Assignment
Extract each line of the data below exactly as written.

Given data
========================================

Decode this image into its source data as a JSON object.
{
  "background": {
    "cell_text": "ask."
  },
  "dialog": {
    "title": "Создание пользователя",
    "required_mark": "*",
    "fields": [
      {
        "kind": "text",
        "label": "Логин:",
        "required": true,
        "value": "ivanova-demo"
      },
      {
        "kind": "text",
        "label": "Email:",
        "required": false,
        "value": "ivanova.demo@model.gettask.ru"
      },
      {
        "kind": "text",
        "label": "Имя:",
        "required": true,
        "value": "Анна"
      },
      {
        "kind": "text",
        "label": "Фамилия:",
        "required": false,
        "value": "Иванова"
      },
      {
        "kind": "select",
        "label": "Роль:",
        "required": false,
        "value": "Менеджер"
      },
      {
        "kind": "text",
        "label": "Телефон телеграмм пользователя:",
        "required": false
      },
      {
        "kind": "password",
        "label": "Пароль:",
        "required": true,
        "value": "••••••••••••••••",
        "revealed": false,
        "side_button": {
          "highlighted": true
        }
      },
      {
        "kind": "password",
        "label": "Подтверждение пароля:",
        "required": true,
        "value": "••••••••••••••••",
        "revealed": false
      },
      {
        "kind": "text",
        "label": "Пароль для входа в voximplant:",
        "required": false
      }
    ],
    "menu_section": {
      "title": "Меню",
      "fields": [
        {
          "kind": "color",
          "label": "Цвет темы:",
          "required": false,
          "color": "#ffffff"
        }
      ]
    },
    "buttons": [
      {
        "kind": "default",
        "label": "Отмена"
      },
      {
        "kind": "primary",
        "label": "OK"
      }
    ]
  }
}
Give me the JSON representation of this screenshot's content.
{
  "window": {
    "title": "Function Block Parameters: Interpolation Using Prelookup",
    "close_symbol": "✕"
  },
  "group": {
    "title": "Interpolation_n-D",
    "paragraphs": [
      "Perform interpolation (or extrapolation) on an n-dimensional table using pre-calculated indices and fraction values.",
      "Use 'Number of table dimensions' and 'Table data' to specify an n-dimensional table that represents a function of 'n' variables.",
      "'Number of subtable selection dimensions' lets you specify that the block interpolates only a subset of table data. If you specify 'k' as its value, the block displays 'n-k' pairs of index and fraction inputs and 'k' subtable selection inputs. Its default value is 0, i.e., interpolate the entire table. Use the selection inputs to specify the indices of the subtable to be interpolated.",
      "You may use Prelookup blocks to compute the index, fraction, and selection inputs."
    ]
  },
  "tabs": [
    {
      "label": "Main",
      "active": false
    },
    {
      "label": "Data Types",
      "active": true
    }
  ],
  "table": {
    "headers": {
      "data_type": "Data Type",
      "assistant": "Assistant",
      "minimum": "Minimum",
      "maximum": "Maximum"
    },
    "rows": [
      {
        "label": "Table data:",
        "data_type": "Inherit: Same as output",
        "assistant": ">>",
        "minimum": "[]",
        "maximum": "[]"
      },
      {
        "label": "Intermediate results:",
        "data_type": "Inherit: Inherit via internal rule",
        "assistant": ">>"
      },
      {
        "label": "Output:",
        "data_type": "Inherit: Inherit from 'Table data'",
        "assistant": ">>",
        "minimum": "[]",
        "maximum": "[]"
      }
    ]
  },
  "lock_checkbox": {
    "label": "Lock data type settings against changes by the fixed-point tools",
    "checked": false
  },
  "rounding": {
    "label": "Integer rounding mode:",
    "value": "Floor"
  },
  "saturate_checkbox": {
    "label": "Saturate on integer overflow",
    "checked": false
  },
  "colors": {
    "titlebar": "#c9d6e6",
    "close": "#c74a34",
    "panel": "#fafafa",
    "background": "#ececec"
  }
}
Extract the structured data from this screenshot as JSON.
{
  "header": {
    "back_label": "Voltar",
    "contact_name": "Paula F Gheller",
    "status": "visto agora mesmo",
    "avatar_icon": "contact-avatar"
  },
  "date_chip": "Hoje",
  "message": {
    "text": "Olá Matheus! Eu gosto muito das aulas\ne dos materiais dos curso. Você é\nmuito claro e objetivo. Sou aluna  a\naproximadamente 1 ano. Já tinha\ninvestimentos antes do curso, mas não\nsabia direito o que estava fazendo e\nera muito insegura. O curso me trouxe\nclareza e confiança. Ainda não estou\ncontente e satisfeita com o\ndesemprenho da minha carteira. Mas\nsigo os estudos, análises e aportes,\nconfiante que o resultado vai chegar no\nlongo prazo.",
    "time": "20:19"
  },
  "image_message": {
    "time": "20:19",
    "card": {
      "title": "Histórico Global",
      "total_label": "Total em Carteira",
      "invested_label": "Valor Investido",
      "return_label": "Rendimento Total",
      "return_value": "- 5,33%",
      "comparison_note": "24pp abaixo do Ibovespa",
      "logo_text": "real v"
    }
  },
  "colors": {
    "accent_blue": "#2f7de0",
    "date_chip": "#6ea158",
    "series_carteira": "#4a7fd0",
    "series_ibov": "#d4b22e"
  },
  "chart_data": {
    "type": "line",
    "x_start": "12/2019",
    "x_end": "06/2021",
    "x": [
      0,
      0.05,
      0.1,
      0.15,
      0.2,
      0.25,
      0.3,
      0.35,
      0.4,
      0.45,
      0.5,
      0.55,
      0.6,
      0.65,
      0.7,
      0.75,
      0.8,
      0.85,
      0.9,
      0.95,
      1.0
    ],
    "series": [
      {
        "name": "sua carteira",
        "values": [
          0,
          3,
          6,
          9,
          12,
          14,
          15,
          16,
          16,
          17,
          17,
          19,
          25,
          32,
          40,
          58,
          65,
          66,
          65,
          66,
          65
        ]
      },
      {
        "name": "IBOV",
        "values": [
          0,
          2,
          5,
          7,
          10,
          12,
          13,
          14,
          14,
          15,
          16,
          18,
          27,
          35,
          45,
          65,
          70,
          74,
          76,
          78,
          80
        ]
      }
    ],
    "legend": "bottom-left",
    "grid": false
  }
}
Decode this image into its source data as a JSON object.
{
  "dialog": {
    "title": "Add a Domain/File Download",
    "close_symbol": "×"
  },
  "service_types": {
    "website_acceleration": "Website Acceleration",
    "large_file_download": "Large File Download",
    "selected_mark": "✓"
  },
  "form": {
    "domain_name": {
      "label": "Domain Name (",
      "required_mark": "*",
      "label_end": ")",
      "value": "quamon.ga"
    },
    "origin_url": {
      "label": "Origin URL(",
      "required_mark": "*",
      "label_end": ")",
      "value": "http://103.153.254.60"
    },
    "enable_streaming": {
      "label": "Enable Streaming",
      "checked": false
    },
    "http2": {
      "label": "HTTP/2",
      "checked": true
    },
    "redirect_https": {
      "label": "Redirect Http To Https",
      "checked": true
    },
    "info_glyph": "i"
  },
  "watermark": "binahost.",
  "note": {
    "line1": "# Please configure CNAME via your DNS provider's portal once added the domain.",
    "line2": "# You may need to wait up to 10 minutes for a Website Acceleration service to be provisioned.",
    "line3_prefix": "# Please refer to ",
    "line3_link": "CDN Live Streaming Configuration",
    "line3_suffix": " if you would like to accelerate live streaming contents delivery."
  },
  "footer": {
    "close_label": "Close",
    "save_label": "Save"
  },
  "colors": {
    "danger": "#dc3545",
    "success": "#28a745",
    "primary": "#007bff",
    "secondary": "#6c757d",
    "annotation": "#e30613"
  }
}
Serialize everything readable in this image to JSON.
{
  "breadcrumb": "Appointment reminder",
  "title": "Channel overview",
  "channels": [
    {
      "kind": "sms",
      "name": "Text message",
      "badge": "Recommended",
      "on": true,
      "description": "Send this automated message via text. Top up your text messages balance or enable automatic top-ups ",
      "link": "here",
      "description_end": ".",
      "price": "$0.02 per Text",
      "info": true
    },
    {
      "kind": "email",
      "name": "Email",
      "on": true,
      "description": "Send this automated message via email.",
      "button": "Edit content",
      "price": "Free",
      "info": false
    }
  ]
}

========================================

Output below
Decode this image into its source data as a JSON object.
{
  "background": {
    "cell_text": "ask."
  },
  "dialog": {
    "title": "Создание пользователя",
    "required_mark": "*",
    "fields": [
      {
        "kind": "text",
        "label": "Логин:",
        "required": true,
        "value": "ivanova-demo"
      },
      {
        "kind": "text",
        "label": "Email:",
        "required": false,
        "value": "ivanova.demo@model.gettask.ru"
      },
      {
        "kind": "text",
        "label": "Имя:",
        "required": true,
        "value": "Анна"
      },
      {
        "kind": "text",
        "label": "Фамилия:",
        "required": false,
        "value": "Иванова"
      },
      {
        "kind": "select",
        "label": "Роль:",
        "required": false,
        "value": "Менеджер"
      },
      {
        "kind": "text",
        "label": "Телефон телеграмм пользователя:",
        "required": false
      },
      {
        "kind": "password",
        "label": "Пароль:",
        "required": true,
        "value": "••••••••••••••••",
        "revealed": false,
        "side_button": {
          "highlighted": true
        }
      },
      {
        "kind": "password",
        "label": "Подтверждение пароля:",
        "required": true,
        "value": "••••••••••••••••",
        "revealed": false
      },
      {
        "kind": "text",
        "label": "Пароль для входа в voximplant:",
        "required": false
      }
    ],
    "menu_section": {
      "title": "Меню",
      "fields": [
        {
          "kind": "color",
          "label": "Цвет темы:",
          "required": false,
          "color": "#ffffff"
        }
      ]
    },
    "buttons": [
      {
        "kind": "default",
        "label": "Отмена"
      },
      {
        "kind": "primary",
        "label": "OK"
      }
    ]
  }
}
Give me the JSON representation of this screenshot's content.
{
  "window": {
    "title": "Function Block Parameters: Interpolation Using Prelookup",
    "close_symbol": "✕"
  },
  "group": {
    "title": "Interpolation_n-D",
    "paragraphs": [
      "Perform interpolation (or extrapolation) on an n-dimensional table using pre-calculated indices and fraction values.",
      "Use 'Number of table dimensions' and 'Table data' to specify an n-dimensional table that represents a function of 'n' variables.",
      "'Number of subtable selection dimensions' lets you specify that the block interpolates only a subset of table data. If you specify 'k' as its value, the block displays 'n-k' pairs of index and fraction inputs and 'k' subtable selection inputs. Its default value is 0, i.e., interpolate the entire table. Use the selection inputs to specify the indices of the subtable to be interpolated.",
      "You may use Prelookup blocks to compute the index, fraction, and selection inputs."
    ]
  },
  "tabs": [
    {
      "label": "Main",
      "active": false
    },
    {
      "label": "Data Types",
      "active": true
    }
  ],
  "table": {
    "headers": {
      "data_type": "Data Type",
      "assistant": "Assistant",
      "minimum": "Minimum",
      "maximum": "Maximum"
    },
    "rows": [
      {
        "label": "Table data:",
        "data_type": "Inherit: Same as output",
        "assistant": ">>",
        "minimum": "[]",
        "maximum": "[]"
      },
      {
        "label": "Intermediate results:",
        "data_type": "Inherit: Inherit via internal rule",
        "assistant": ">>"
      },
      {
        "label": "Output:",
        "data_type": "Inherit: Inherit from 'Table data'",
        "assistant": ">>",
        "minimum": "[]",
        "maximum": "[]"
      }
    ]
  },
  "lock_checkbox": {
    "label": "Lock data type settings against changes by the fixed-point tools",
    "checked": false
  },
  "rounding": {
    "label": "Integer rounding mode:",
    "value": "Floor"
  },
  "saturate_checkbox": {
    "label": "Saturate on integer overflow",
    "checked": false
  },
  "colors": {
    "titlebar": "#c9d6e6",
    "close": "#c74a34",
    "panel": "#fafafa",
    "background": "#ececec"
  }
}
Extract the structured data from this screenshot as JSON.
{
  "header": {
    "back_label": "Voltar",
    "contact_name": "Paula F Gheller",
    "status": "visto agora mesmo",
    "avatar_icon": "contact-avatar"
  },
  "date_chip": "Hoje",
  "message": {
    "text": "Olá Matheus! Eu gosto muito das aulas\ne dos materiais dos curso. Você é\nmuito claro e objetivo. Sou aluna  a\naproximadamente 1 ano. Já tinha\ninvestimentos antes do curso, mas não\nsabia direito o que estava fazendo e\nera muito insegura. O curso me trouxe\nclareza e confiança. Ainda não estou\ncontente e satisfeita com o\ndesemprenho da minha carteira. Mas\nsigo os estudos, análises e aportes,\nconfiante que o resultado vai chegar no\nlongo prazo.",
    "time": "20:19"
  },
  "image_message": {
    "time": "20:19",
    "card": {
      "title": "Histórico Global",
      "total_label": "Total em Carteira",
      "invested_label": "Valor Investido",
      "return_label": "Rendimento Total",
      "return_value": "- 5,33%",
      "comparison_note": "24pp abaixo do Ibovespa",
      "logo_text": "real v"
    }
  },
  "colors": {
    "accent_blue": "#2f7de0",
    "date_chip": "#6ea158",
    "series_carteira": "#4a7fd0",
    "series_ibov": "#d4b22e"
  },
  "chart_data": {
    "type": "line",
    "x_start": "12/2019",
    "x_end": "06/2021",
    "x": [
      0,
      0.05,
      0.1,
      0.15,
      0.2,
      0.25,
      0.3,
      0.35,
      0.4,
      0.45,
      0.5,
      0.55,
      0.6,
      0.65,
      0.7,
      0.75,
      0.8,
      0.85,
      0.9,
      0.95,
      1.0
    ],
    "series": [
      {
        "name": "sua carteira",
        "values": [
          0,
          3,
          6,
          9,
          12,
          14,
          15,
          16,
          16,
          17,
          17,
          19,
          25,
          32,
          40,
          58,
          65,
          66,
          65,
          66,
          65
        ]
      },
      {
        "name": "IBOV",
        "values": [
          0,
          2,
          5,
          7,
          10,
          12,
          13,
          14,
          14,
          15,
          16,
          18,
          27,
          35,
          45,
          65,
          70,
          74,
          76,
          78,
          80
        ]
      }
    ],
    "legend": "bottom-left",
    "grid": false
  }
}
Decode this image into its source data as a JSON object.
{
  "dialog": {
    "title": "Add a Domain/File Download",
    "close_symbol": "×"
  },
  "service_types": {
    "website_acceleration": "Website Acceleration",
    "large_file_download": "Large File Download",
    "selected_mark": "✓"
  },
  "form": {
    "domain_name": {
      "label": "Domain Name (",
      "required_mark": "*",
      "label_end": ")",
      "value": "quamon.ga"
    },
    "origin_url": {
      "label": "Origin URL(",
      "required_mark": "*",
      "label_end": ")",
      "value": "http://103.153.254.60"
    },
    "enable_streaming": {
      "label": "Enable Streaming",
      "checked": false
    },
    "http2": {
      "label": "HTTP/2",
      "checked": true
    },
    "redirect_https": {
      "label": "Redirect Http To Https",
      "checked": true
    },
    "info_glyph": "i"
  },
  "watermark": "binahost.",
  "note": {
    "line1": "# Please configure CNAME via your DNS provider's portal once added the domain.",
    "line2": "# You may need to wait up to 10 minutes for a Website Acceleration service to be provisioned.",
    "line3_prefix": "# Please refer to ",
    "line3_link": "CDN Live Streaming Configuration",
    "line3_suffix": " if you would like to accelerate live streaming contents delivery."
  },
  "footer": {
    "close_label": "Close",
    "save_label": "Save"
  },
  "colors": {
    "danger": "#dc3545",
    "success": "#28a745",
    "primary": "#007bff",
    "secondary": "#6c757d",
    "annotation": "#e30613"
  }
}
Serialize everything readable in this image to JSON.
{
  "breadcrumb": "Appointment reminder",
  "title": "Channel overview",
  "channels": [
    {
      "kind": "sms",
      "name": "Text message",
      "badge": "Recommended",
      "on": true,
      "description": "Send this automated message via text. Top up your text messages balance or enable automatic top-ups ",
      "link": "here",
      "description_end": ".",
      "price": "$0.02 per Text",
      "info": true
    },
    {
      "kind": "email",
      "name": "Email",
      "on": true,
      "description": "Send this automated message via email.",
      "button": "Edit content",
      "price": "Free",
      "info": false
    }
  ]
}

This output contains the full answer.